On my wish list is some form of “trusted theme author” badge. Something that would allow us to push updates to themes quicker and generally have a faster path to push out theme updates. Something similar to how plugins work. It’s painful and time consuming to build all of your themes one way and have different opinions on approval across the review team.

Chicken or the egg. There’s not enough reviewers now that the incentive was removed. Perhaps we can solve that by funding the review teams?

There’s a lot of money that passes through the repo in terms of premium upsell. Can .org get some of that along the way? In my interview with Matt, he mentions that pursuing the 50% is a benefit to developers. The bigger the platform, the bigger the opportunity.

Sure thing, if you can be found.

Improving the search and marketplace overall is something I’d aim towards. I think Matt is currently against introducing something of an app economy, but while we all take aim at other marketplaces for “bad practice”, why not make .org home to the “official partners?” We’re all (most of us?) playing by the book in terms of coding to WP standard – how 'bout a nudge in our direction?
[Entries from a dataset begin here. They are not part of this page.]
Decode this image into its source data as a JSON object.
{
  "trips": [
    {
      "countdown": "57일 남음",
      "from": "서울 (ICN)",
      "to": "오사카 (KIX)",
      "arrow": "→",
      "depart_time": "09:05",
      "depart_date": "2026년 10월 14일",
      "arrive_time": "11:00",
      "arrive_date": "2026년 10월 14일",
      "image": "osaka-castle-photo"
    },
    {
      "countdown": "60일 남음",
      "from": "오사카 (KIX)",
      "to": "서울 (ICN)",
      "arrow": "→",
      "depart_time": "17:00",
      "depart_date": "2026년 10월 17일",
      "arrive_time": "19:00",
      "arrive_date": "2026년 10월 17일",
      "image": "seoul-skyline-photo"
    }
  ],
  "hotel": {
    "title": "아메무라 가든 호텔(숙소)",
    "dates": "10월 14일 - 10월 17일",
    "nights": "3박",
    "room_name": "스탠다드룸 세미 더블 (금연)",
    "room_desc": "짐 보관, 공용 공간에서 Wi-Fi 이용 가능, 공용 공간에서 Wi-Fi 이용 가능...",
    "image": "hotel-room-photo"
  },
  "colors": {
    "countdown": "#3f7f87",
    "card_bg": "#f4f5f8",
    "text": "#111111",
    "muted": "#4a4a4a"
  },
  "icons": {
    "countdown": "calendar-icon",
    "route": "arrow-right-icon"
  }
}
Look at Shopify for instance, there’s a partner program and an app store. There’s a constant marketing effort to promote those that do great work around their ecosystem. The Matt Report for .org, really. I’d like something like that to happen on .org, even if it’s not to the scale of their platform. Something that stimulates the business for people who are verified/certified/skilled in WordPress. Link it up to jobs.wordpress.net in some form or fashion.

Look, there are smarter people than me that can layout the piping for this, it would take some time to implement, but I think it could solve pain points and drive innovation. Who knows, we could be headed there?

(After typing all of this, I realize that something like that would probably go to .com first (in some form) before .org ever saw it. It’s already monetized, funded, and the experience is controlled.)

That’s all! Thanks so much to Matt for participating, and all the question askers. Lots of interesting stuff in this thread. :smiley: